LODI – The Lodi Energy Center is big, bright, shiny and brand new. And millions of Californians will benefit from it.
“LEC is the future of clean, reliable energy, not just for the individual communities and agencies represented here today, but for the entire state of California,” James Pope, the Northern California Power Agency general manager, said during today’s dedication ceremony. “This facility will come online quickly, burn less fuel and produce fewer emissions.”
The 300-megawatt Lodi Energy Center will power 300,000 homes once it goes online next month. It will be kinder to the environment than coal-burning electricity plants, because technology allows it to fire up in a fraction of the time. And it will burn natural gas to turn one turbine and the “waste heat” from that turbine will be used to turn a second turbine.

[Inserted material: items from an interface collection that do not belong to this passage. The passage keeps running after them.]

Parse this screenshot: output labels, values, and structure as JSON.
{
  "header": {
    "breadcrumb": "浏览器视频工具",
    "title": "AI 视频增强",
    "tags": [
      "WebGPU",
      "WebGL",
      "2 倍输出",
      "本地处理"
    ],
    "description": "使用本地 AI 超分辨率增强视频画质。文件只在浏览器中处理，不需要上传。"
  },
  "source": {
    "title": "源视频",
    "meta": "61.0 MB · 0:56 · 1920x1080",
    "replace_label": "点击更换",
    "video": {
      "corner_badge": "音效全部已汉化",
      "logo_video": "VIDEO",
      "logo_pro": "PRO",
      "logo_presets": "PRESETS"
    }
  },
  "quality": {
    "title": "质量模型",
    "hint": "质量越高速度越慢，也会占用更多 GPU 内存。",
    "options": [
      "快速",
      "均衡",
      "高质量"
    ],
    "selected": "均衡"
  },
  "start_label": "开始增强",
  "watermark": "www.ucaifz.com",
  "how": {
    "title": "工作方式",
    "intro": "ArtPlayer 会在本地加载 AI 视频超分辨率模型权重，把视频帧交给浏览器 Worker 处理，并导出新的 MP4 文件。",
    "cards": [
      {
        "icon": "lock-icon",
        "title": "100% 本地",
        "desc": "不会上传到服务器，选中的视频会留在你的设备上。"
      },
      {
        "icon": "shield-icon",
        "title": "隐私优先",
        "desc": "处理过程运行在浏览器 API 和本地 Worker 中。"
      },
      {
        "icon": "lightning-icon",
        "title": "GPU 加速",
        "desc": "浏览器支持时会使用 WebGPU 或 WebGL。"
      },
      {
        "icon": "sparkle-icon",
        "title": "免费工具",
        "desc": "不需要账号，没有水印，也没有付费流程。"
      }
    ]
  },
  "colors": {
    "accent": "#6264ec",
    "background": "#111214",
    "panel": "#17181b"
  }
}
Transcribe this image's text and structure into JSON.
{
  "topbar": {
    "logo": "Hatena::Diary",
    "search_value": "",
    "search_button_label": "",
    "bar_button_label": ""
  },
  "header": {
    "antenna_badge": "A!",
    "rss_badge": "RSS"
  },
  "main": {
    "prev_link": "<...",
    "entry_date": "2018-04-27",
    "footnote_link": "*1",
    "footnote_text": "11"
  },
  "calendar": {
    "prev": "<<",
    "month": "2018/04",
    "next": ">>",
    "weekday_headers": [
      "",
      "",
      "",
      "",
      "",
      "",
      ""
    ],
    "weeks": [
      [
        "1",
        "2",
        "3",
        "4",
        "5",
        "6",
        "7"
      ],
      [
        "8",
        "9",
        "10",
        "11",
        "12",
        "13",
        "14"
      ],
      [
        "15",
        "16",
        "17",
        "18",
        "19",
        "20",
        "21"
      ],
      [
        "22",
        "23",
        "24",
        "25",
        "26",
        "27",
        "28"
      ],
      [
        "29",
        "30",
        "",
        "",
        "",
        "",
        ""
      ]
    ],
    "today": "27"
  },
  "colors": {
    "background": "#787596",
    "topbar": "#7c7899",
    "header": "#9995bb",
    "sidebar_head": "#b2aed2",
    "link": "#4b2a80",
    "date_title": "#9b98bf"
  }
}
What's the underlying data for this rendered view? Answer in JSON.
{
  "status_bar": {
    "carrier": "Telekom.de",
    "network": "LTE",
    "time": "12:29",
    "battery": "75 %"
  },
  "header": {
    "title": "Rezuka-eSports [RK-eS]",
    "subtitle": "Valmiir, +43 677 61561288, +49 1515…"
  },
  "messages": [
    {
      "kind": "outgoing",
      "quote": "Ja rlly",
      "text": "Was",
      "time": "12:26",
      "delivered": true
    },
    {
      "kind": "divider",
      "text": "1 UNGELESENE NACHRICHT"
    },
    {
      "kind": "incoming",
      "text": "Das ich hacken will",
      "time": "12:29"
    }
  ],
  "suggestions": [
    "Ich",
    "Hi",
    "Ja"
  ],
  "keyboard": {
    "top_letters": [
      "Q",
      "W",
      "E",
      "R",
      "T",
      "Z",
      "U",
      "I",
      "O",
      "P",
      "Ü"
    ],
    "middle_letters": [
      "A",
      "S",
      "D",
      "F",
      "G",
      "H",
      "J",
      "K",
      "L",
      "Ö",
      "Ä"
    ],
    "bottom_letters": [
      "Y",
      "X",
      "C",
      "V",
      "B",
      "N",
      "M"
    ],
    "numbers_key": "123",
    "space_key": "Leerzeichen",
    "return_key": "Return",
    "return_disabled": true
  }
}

“This innovative fast-ramping, gas-fired plant was specifically designed by Siemens as a solution to balance fluctuations on diverse power grids managing both renewable and traditional energy sources,” said Mario Azar, president of Energy Solutions Americas for Siemens, which provided the turbines. “Its clean footprint and versatility makes it an ideal solution to the growing need for stable and environmentally friendly power sources in the U.S. and around the globe.
“We are proud to be introducing this groundbreaking technology in partnership with NCPA,” Azar added.
NCPA, a collection of agencies such as the Modesto Irrigation District and municipal utilities such as Lodi’s, built the $388 million plant off North Thornton Road over the past couple years. Agency officials said it will be the cleanest and most efficient combined-cycle natural gas-fueled power plant in California, if not the nation.
And being adjacent the White Slough Water Pollution Control Facility solves two problems – having ready water for cooling the plant and finding a use for the waste water from the waste water facility.
The facility will provide electricity to the state Department of Water Resources, Bay Area Rapid Transit, and participating municipal utilities from Plumas County to Southern California.
And the power will be more reliable than electricity generated by solar or wind operations.
The state Independent System Operator , which manages much of the state’s power grid and issued a Flex Alert for the weekend because of expected high energy demand due to triple-digit temperatures, believes LEC can make the state’s grid more reliable.
ISO President and CEO praised LEC for providing a reliable energy source in the state’s growing energy portfolio that includes an increasing percentage of solar and wind operations that are dependent on the weather for power generation.
“The Lodi Energy Center’s cutting edge technology will help strengthen electrical system reliability as variable renewable resources continue to be deployed,” Berberich said.
“The Lodi Energy Center will provide grid reliability to the Central Valley, while integrating renewable resources,” said state Energy Commission Chairman Robert Weisenmiller. “This is the future for fast-start gas-fired combined cycle power plants in the country.”
While residential, commercial and agricultural energy users will benefit once the plant comes online, the economic impact of the plant has been felt for the past two years. More than 300 skilled laborers, tradesmen, and managers worked at the site. By agreement, at least 80 percent of those workers came from within 50 miles of Lodi to ensure that the local economy benefited from LEC’s construction. Providing local employment was a key.
“NCPA’s emphasis on hiring local workers to build the LEC has produced tremendous benefits for the Lodi-area economy, both in terms of creating a significant number of high-quality local jobs and providing a reliable and affordable source of electricity for the state,” said Assemblywoman Alyson Huber, a Lodi native whose district includes the Lodi area.
“The Lodi Energy Center is providing tremendous benefits that reach far beyond providing an affordable and reliable energy supply for the ratepayers of the city of Lodi,” said Lodi City Councilman Larry Hansen, also a NCPA commissioner. “The positive impacts will continue to be felt for years throughout our community and the state.”
NCPA and the city partnered to buy wastewater from the White Slough Water Pollution Control Facility since LEC will use only reclaimed water for steam generation and the cooling system. That turns the water into an economic asset rather than a liability.
Hansen also said that the city received sales tax on the generating equipment and a multi-decade lease since LEC lists on city-owned land. That extends the economic impact for decades to come.
Pick up the next edition of the Central Valley Business Journal for more on this story.